But now take any of those people and try using the same logic with their weaknesses:
“You’re struggling to get by on your income? I can’t imagine how lazy a person would have to be to not be wealthy. Just go out there and make money! Duh!”
“You don’t have a girlfriend? I can’t imagine how much of an antisocial dick you have to be to not get a beautiful woman to love you. How hard is it to get off your ass and be a dynamic, sexy, personable human being?”
“You drink alcohol? Or smoke cigarettes? Or smoke pot? Why don’t you try not doing those things?”
“You suffer from depression or anxiety? Uh, have you tried not?”
Now watch as they rattle off ten thousand extenuating circumstances for their embarrassing problem (the economy is bad, women are bitches, I have an addiction) while completely rejecting all of the similar causes of obesity.
It’s called the fundamental attribution error.
It’s a universal thought process that says when other people screw up, it’s because they’re stupid or evil. But when we screw up, it’s totally circumstantial. Like if you notice a coworker showing up to work high on mescaline, it’s because he’s an out-of-control peyote hound. But if you show up at work high on mescaline, it’s because you had a flat tire and you needed the distraction.
The process feels so obvious when explained — we simply lack information about the context in which the other person screwed up, and so we fill it in with our own. If we’ve never been fat, then we assume the fat guy feels the exact same level of hunger as we do, that his metabolism is the same, that his upbringing is the same, that the spare time and energy he can devote to exercise is the same as ours. We think that both of us faced the exact same fork in the road and only one of us chose to eat churros.

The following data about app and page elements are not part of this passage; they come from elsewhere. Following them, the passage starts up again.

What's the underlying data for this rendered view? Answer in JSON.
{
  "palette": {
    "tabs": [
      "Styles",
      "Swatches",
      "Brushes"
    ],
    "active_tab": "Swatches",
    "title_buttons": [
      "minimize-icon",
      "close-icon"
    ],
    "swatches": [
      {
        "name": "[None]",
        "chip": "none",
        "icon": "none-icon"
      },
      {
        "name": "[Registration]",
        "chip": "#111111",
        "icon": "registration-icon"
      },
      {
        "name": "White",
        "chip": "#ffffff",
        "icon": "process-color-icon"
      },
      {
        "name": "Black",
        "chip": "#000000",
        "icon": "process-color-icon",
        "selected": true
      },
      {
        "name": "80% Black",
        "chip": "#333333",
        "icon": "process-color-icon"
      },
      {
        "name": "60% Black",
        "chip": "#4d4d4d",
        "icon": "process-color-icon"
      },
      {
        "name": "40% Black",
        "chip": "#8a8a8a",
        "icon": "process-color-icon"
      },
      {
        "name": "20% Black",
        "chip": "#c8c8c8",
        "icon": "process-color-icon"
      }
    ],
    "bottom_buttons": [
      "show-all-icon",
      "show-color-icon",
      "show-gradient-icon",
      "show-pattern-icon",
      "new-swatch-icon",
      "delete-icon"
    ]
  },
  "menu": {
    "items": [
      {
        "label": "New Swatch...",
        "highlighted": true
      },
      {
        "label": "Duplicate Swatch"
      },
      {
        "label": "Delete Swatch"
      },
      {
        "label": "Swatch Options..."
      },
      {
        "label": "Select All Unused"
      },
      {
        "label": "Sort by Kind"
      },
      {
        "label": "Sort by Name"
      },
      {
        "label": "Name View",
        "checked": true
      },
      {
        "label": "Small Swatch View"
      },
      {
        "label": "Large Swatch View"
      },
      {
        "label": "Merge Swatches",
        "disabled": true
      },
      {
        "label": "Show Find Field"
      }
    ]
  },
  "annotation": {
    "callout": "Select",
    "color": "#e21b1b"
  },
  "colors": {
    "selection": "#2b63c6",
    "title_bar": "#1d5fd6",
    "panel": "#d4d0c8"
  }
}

The reality is, of course, that you were on completely different roads. The assumption that everyone’s circumstances are identical is so plainly wrong as to be borderline insane, but everyone does it. Pundits and politicians alike mock the unemployed as lazy, even though their own data shows that for every five unemployed people, there is only one open job. “I don’t understand, can’t you all just become radio talk show hosts like me?”